So you got confused about what type of heating to choose for the hot tub you want to bring into your garden? Good – it means we’re never going to run out of options for everybody’s different tastes.
Wood-fired vs. electric, external vs. integrated.
Yes… You can easily get your head spinning while selecting the best option to help you enjoy the sensation of immersing in hot water to relax from any worries in life or physical tension.
Hopefully, this article on wood-fired vs. electric heaters for hot tubs will ease the strain, and you’ll be able to make an informed and confident decision.
What are the key elements to consider when choosing a type of heater for a hot tub?
While any type of heater will eventually do its job – heat the water in your garden spa – the key parameters that may differ wildly are those:
- Heating time
- Cost per use
So let’s compare the two options to bring the water in your tub to the desired temperature.
1. How quickly will the water heat up?
Heating time will depend on the temperature outside as well as on the size of the tub which contains 350 gallons (1600 litres) on average. A wood-fired heater is more powerful in this aspect compared to an electric one.
In summer, it will usually take 1-2 hours to heat up the water, and 3-4 hours in the cold season. To ensure the best heating result, however, you may want to follow the tips on how to heat a wood-fired hot tub.
An electric heater might need even 12-24 hours to make the water steam in your garden. The exact heating time will depend on its power, the starting water temperature, the weather temperature, and the size of the tub.
Considering the heating time only, a wood-fired heater may be at least 6 times more efficient than an electric one.
2. How much will it cost to use different types of hot tub heaters?
A wood-fired heater requires nothing but firewood and a box of matches.
There’s no way to make precise estimates of how much the logs would cost to heat your hot tub since someone might collect the wood for free while tidying up a nearby forest, and others will buy it for under £5.00 from a garden store in town and use it on several occasions.
In the case of an electric heater, the costs are a bit more predictable, although they will also vary. A standard 6kW electric heater will use 6kWh in every operating hour.

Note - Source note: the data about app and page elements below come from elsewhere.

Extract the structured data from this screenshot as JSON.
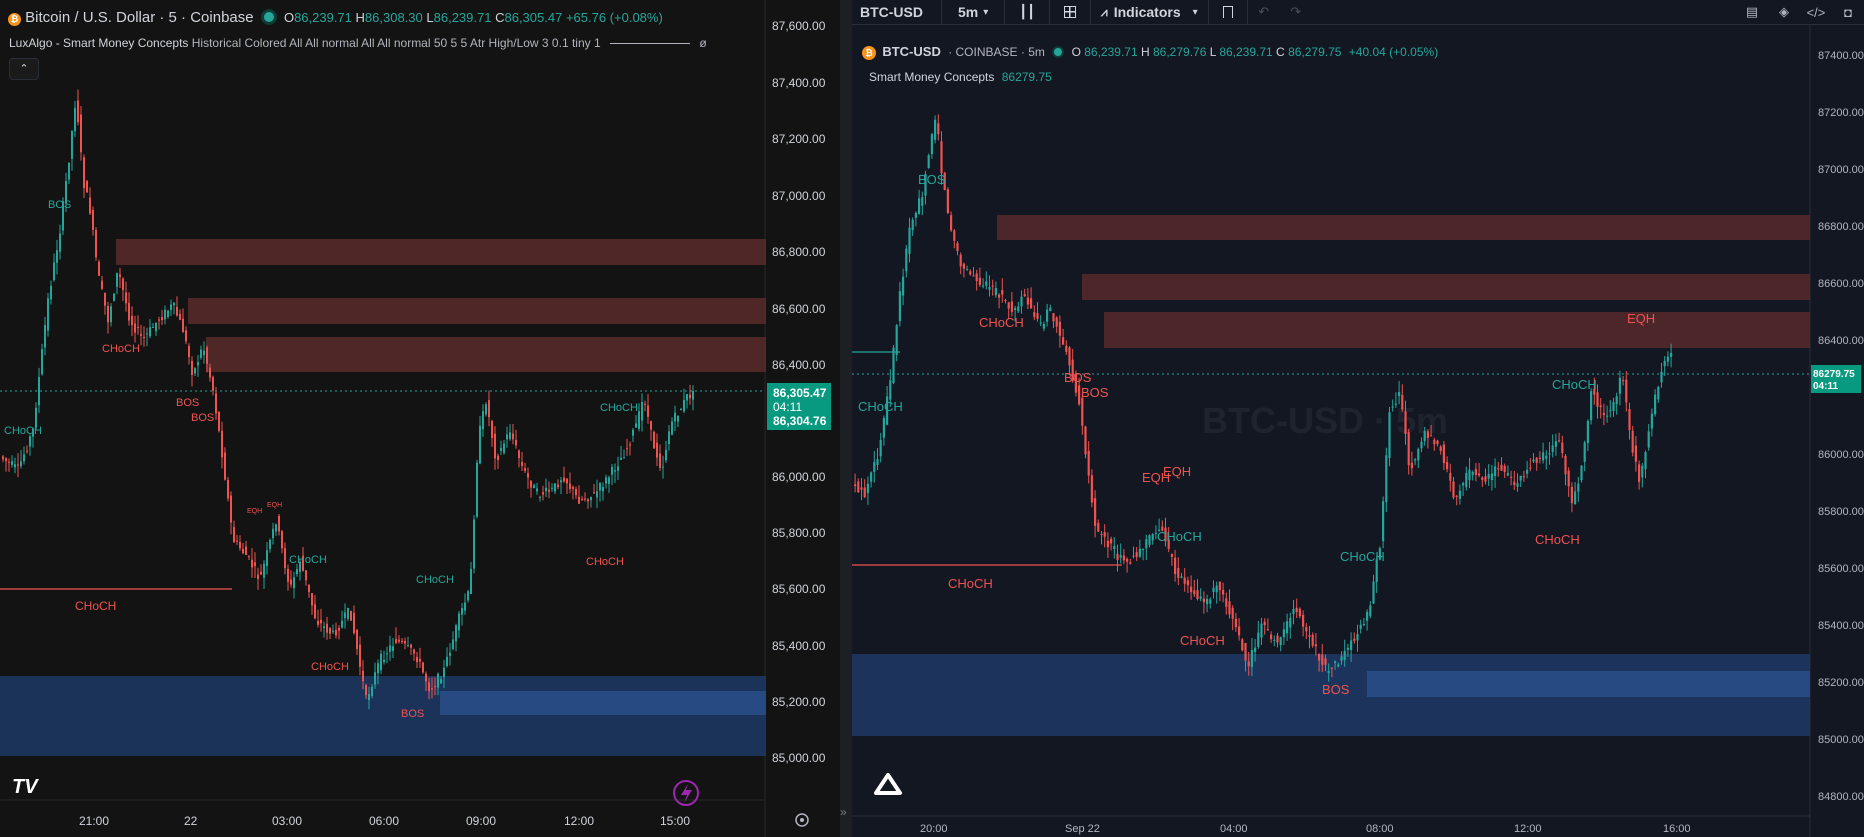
{
  "left": {
    "symbol_title": "Bitcoin / U.S. Dollar · 5 · Coinbase",
    "ohlc": {
      "o_label": "O",
      "o": "86,239.71",
      "h_label": "H",
      "h": "86,308.30",
      "l_label": "L",
      "l": "86,239.71",
      "c_label": "C",
      "c": "86,305.47",
      "change": "+65.76 (+0.08%)"
    },
    "indicator_name": "LuxAlgo - Smart Money Concepts",
    "indicator_params": "Historical Colored All All normal All All normal 50 5 5 Atr High/Low 3 0.1 tiny 1",
    "indicator_tail": "ø",
    "price_axis": [
      "87,600.00",
      "87,400.00",
      "87,200.00",
      "87,000.00",
      "86,800.00",
      "86,600.00",
      "86,400.00",
      "86,000.00",
      "85,800.00",
      "85,600.00",
      "85,400.00",
      "85,200.00",
      "85,000.00"
    ],
    "price_badge": {
      "price": "86,305.47",
      "countdown": "04:11",
      "bid": "86,304.76"
    },
    "time_axis": [
      "21:00",
      "22",
      "03:00",
      "06:00",
      "09:00",
      "12:00",
      "15:00"
    ],
    "labels": {
      "bos": "BOS",
      "choch": "CHoCH",
      "eqh": "EQH"
    },
    "logo": "TV"
  },
  "right": {
    "toolbar": {
      "symbol": "BTC-USD",
      "interval": "5m",
      "indicators": "Indicators"
    },
    "legend": {
      "symbol": "BTC-USD",
      "exchange": "· COINBASE · 5m",
      "o_label": "O",
      "o": "86,239.71",
      "h_label": "H",
      "h": "86,279.76",
      "l_label": "L",
      "l": "86,239.71",
      "c_label": "C",
      "c": "86,279.75",
      "change": "+40.04 (+0.05%)"
    },
    "indicator_name": "Smart Money Concepts",
    "indicator_value": "86279.75",
    "watermark": "BTC-USD · 5m",
    "price_axis": [
      "87400.00",
      "87200.00",
      "87000.00",
      "86800.00",
      "86600.00",
      "86400.00",
      "86000.00",
      "85800.00",
      "85600.00",
      "85400.00",
      "85200.00",
      "85000.00",
      "84800.00"
    ],
    "price_badge": {
      "price": "86279.75",
      "countdown": "04:11"
    },
    "time_axis": [
      "20:00",
      "Sep 22",
      "04:00",
      "08:00",
      "12:00",
      "16:00"
    ],
    "labels": {
      "bos": "BOS",
      "choch": "CHoCH",
      "eqh": "EQH"
    }
  },
  "colors": {
    "up": "#26a69a",
    "down": "#ef5350",
    "supply": "#5b2b2b",
    "demand": "#1f3a66"
  }
}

You’ll have to multiply that by the actual number of hours of heating (12-24), and then multiply it by the cost per kWh from your power supplier.

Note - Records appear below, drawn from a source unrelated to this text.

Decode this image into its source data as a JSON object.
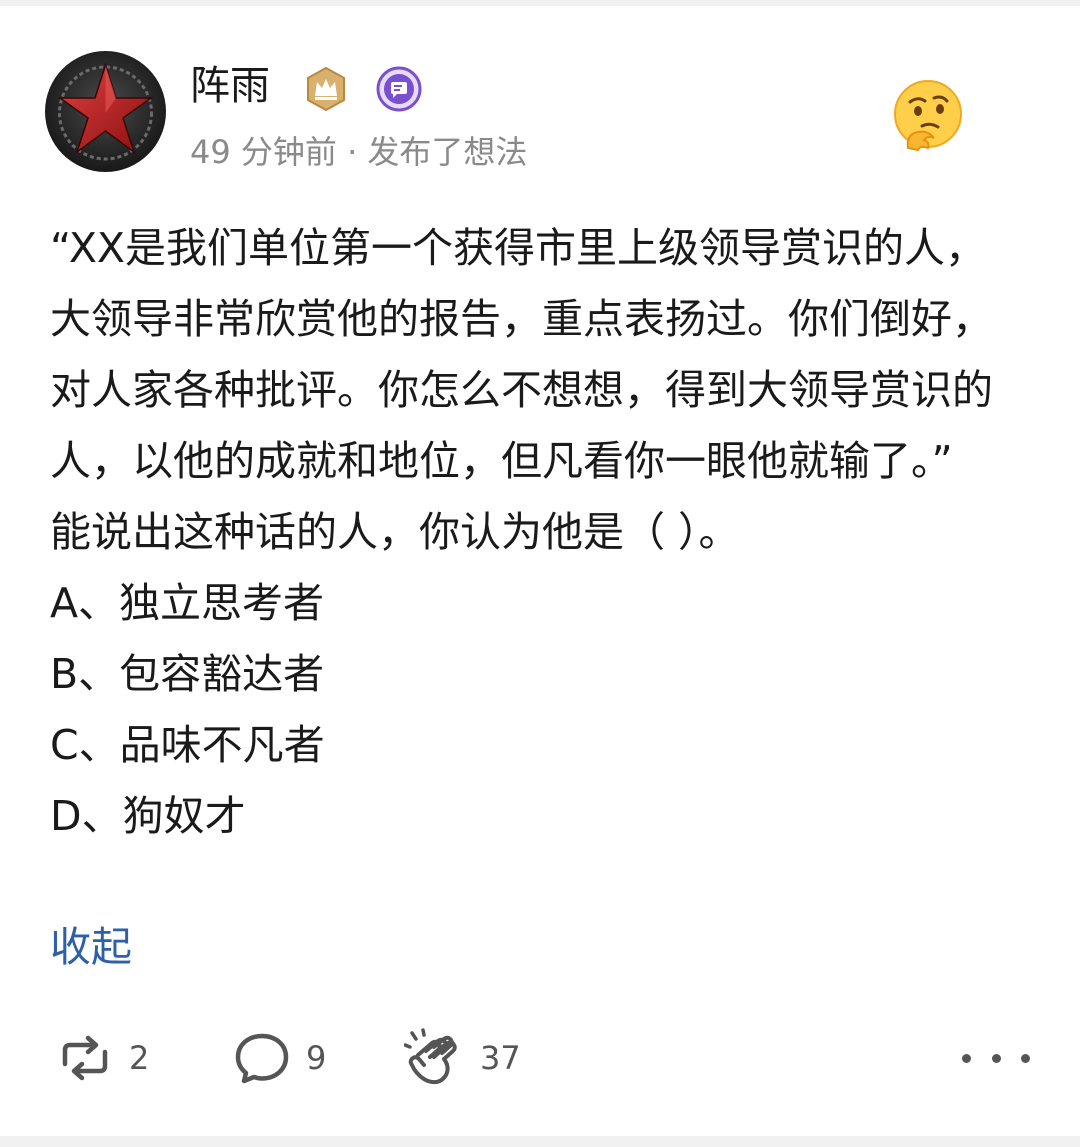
{
  "post": {
    "author": {
      "name": "阵雨",
      "avatar_icon": "red-star-icon",
      "badges": [
        "crown-badge-icon",
        "comment-badge-icon"
      ]
    },
    "meta": "49 分钟前 · 发布了想法",
    "reaction_icon": "thinking-face-emoji",
    "paragraphs": [
      "“XX是我们单位第一个获得市里上级领导赏识的人，大领导非常欣赏他的报告，重点表扬过。你们倒好，对人家各种批评。你怎么不想想，得到大领导赏识的人，以他的成就和地位，但凡看你一眼他就输了。”",
      "能说出这种话的人，你认为他是（ ）。",
      "A、独立思考者",
      "B、包容豁达者",
      "C、品味不凡者",
      "D、狗奴才"
    ],
    "collapse_label": "收起"
  },
  "actions": {
    "repost_count": "2",
    "comment_count": "9",
    "clap_count": "37"
  },
  "colors": {
    "link": "#2e5fa8",
    "text": "#1a1a1a",
    "meta": "#8a8a8a",
    "crown_badge": "#c99a4e",
    "comment_badge": "#7a4fd0"
  }
}
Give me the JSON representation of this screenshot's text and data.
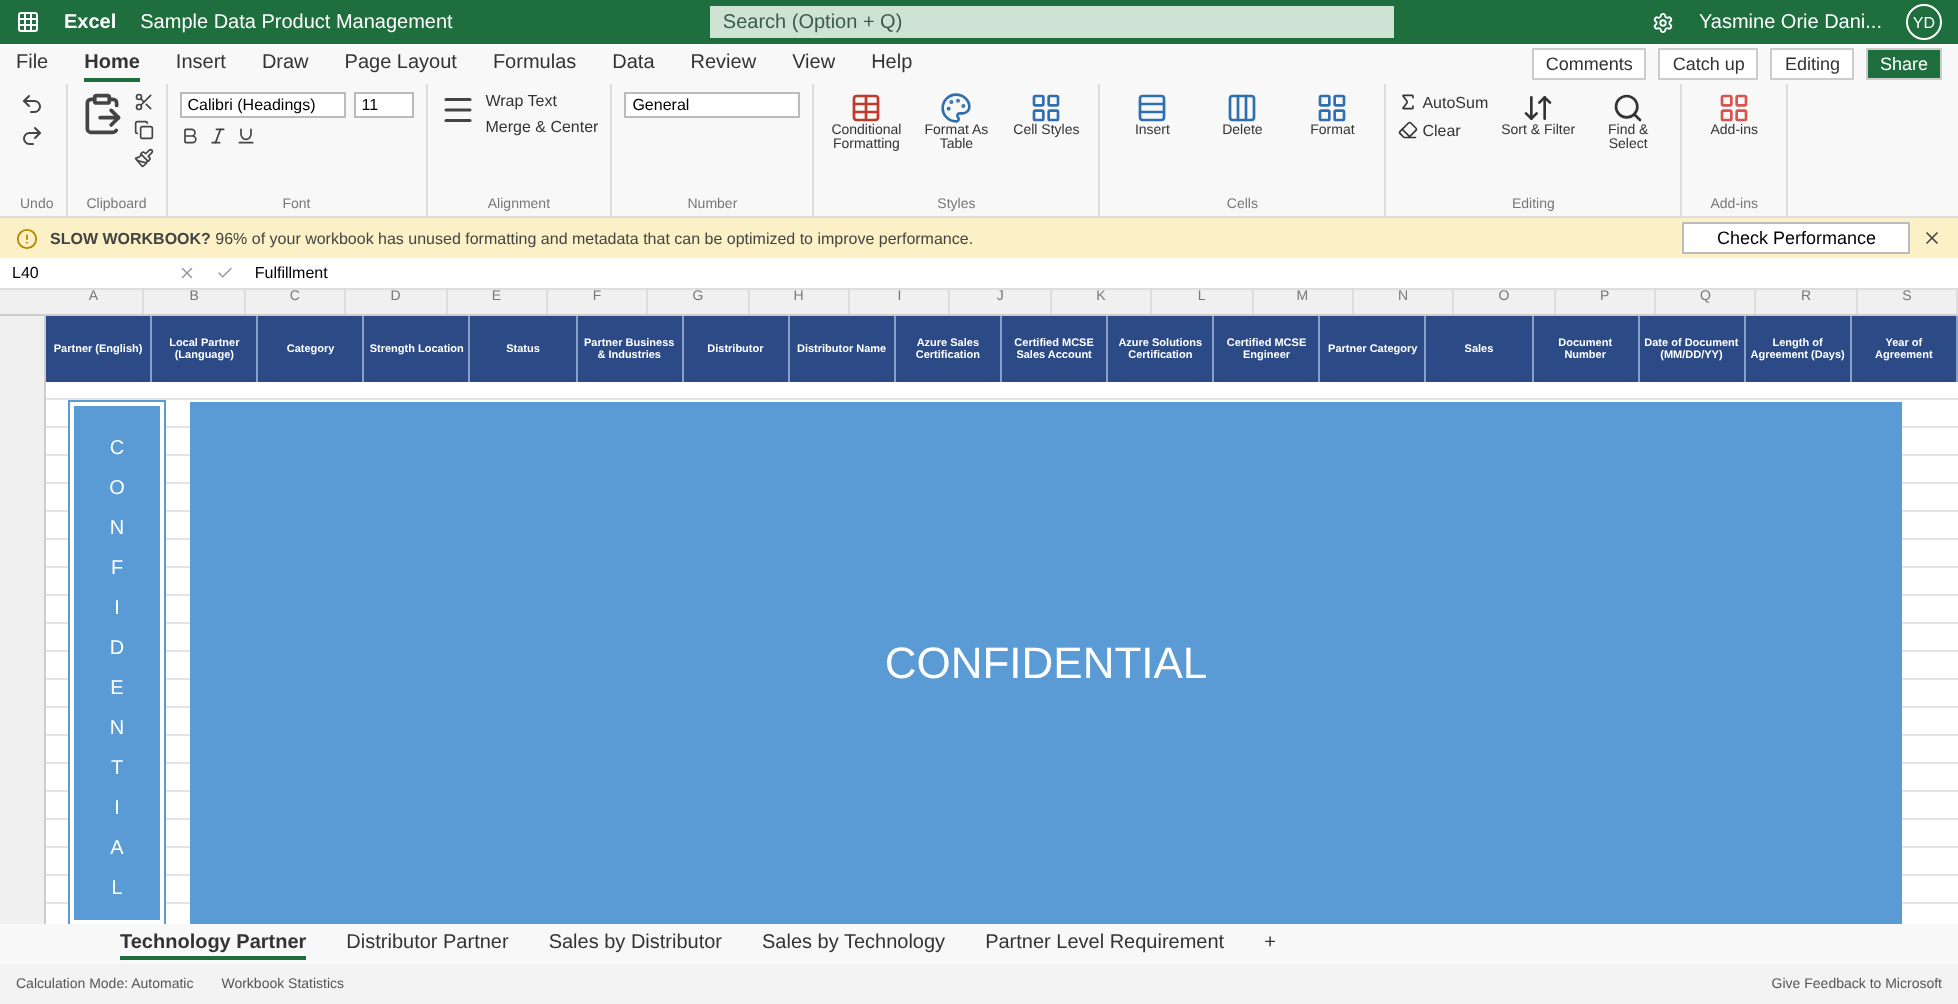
{
  "title_bar": {
    "app": "Excel",
    "document": "Sample Data Product Management",
    "search": {
      "placeholder": "Search (Option + Q)"
    },
    "user": "Yasmine Orie Dani...",
    "initials": "YD"
  },
  "menu_tabs": [
    {
      "label": "File",
      "selected": false
    },
    {
      "label": "Home",
      "selected": true
    },
    {
      "label": "Insert",
      "selected": false
    },
    {
      "label": "Draw",
      "selected": false
    },
    {
      "label": "Page Layout",
      "selected": false
    },
    {
      "label": "Formulas",
      "selected": false
    },
    {
      "label": "Data",
      "selected": false
    },
    {
      "label": "Review",
      "selected": false
    },
    {
      "label": "View",
      "selected": false
    },
    {
      "label": "Help",
      "selected": false
    }
  ],
  "top_actions": [
    "Comments",
    "Catch up",
    "Editing",
    "Share"
  ],
  "ribbon": {
    "font_name": "Calibri (Headings)",
    "font_size": "11",
    "wrap_text": "Wrap Text",
    "merge": "Merge & Center",
    "number_format": "General",
    "styles": [
      "Conditional Formatting",
      "Format As Table",
      "Cell Styles"
    ],
    "cells": [
      "Insert",
      "Delete",
      "Format"
    ],
    "autosum": "AutoSum",
    "clear": "Clear",
    "editing": [
      "Sort & Filter",
      "Find & Select"
    ],
    "addins": "Add-ins",
    "groups": [
      "Undo",
      "Clipboard",
      "Font",
      "Alignment",
      "Number",
      "Styles",
      "Cells",
      "Editing",
      "Add-ins"
    ]
  },
  "banner": {
    "text": "**SLOW WORKBOOK?** 96% of your workbook has unused formatting and metadata that can be optimized to improve performance.",
    "button": "Check Performance"
  },
  "formula_bar": {
    "name_box": "L40",
    "formula": "Fulfillment"
  },
  "column_letters": [
    "A",
    "B",
    "C",
    "D",
    "E",
    "F",
    "G",
    "H",
    "I",
    "J",
    "K",
    "L",
    "M",
    "N",
    "O",
    "P",
    "Q",
    "R",
    "S"
  ],
  "table": {
    "columns": [
      "Partner (English)",
      "Local Partner (Language)",
      "Category",
      "Strength Location",
      "Status",
      "Partner Business & Industries",
      "Distributor",
      "Distributor Name",
      "Azure Sales Certification",
      "Certified MCSE Sales Account",
      "Azure Solutions Certification",
      "Certified MCSE Engineer",
      "Partner Category",
      "Sales",
      "Document Number",
      "Date of Document (MM/DD/YY)",
      "Length of Agreement (Days)",
      "Year of Agreement"
    ]
  },
  "overlays": {
    "vertical": "CONFIDENTIAL",
    "main": "CONFIDENTIAL"
  },
  "sheet_tabs": [
    {
      "label": "Technology Partner",
      "selected": true
    },
    {
      "label": "Distributor Partner",
      "selected": false
    },
    {
      "label": "Sales by Distributor",
      "selected": false
    },
    {
      "label": "Sales by Technology",
      "selected": false
    },
    {
      "label": "Partner Level Requirement",
      "selected": false
    }
  ],
  "add_sheet": "+",
  "status_bar": {
    "left": [
      "Calculation Mode: Automatic",
      "Workbook Statistics"
    ],
    "feedback": "Give Feedback to Microsoft"
  }
}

A single use should not get awfully expensive (reaching around £10 given the average electricity price in the UK of 13 pence per kWh), but you have to keep in mind that you’ll incur an upfront cost of setting up the correct power outlet for an electric heater.
3. Which type of heating is more eco-friendly?
Around 30 percent of the electric power consumed in the UK is generated from renewable supplies, and the number keeps increasing. That is nice and positive.
However, the controlled amount of wood that you’ll use in a wood-fired heater is an entirely renewable source of energy.
One thing we must mention, though, is that you must check the local regulations if burning wood is allowed at all where you live.
There are certain restrictions on producing smoke in residential areas, and you might want to be sure about that before choosing a wood-fired heater.
4. Which heater is more convenient to use?
We’re basically discussing a press of a button vs. the ritual of building up a fire and the flexibility of placing the hot tub anywhere you want.
A hot tub with a wood-fired heater can be placed anywhere in the garden or at your camper side, while an electric option will require access to a power outlet and a qualified electrician to do his part of work setting up your garden spa.
On the other hand, operating an electric heater offers the simplicity of a press of a button which might be a factor for some of us. A wood-fired heater will make you do some prep-work, and you’ll have to take care of the ashes every now and then.
But many people actually love the ritual and the fun they can have with the children in their family when picking, chopping, sorting, and burning firewood. Or the uninterrupted stillness when they do it alone…
An electric heater, on the other hand, is the choice of those who value the simplicity offered by a press of a button. If you’re that type of person, and if you can wait longer to prepare your spa, then an electric heater might bring more benefits to you.
The comparison in four key areas showed us more advantages of a wood-fired heater.
While an electric option offers a convenient operation, a wood-fired heater offers better operating costs, considerably quicker heating, and it’s a more sustainable option today that can be placed just anywhere – in your garden, at the side of your camper, or next to a woodland cabin holiday let.
Plus, the romance of the whole process from collecting firewood to striking a match and stoking the burning logs.
Weighing all the possible options and considering our clients’ feedback and preferences, we chose to use wood-fired integrated heaters in Gardenvity hot tubs to ensure you have your sensual experiences up, and to help keep your utility bills down.
Forgive the bias, but the wood-fired heater is our bottom-line recommendation.
Happy hot tubbing!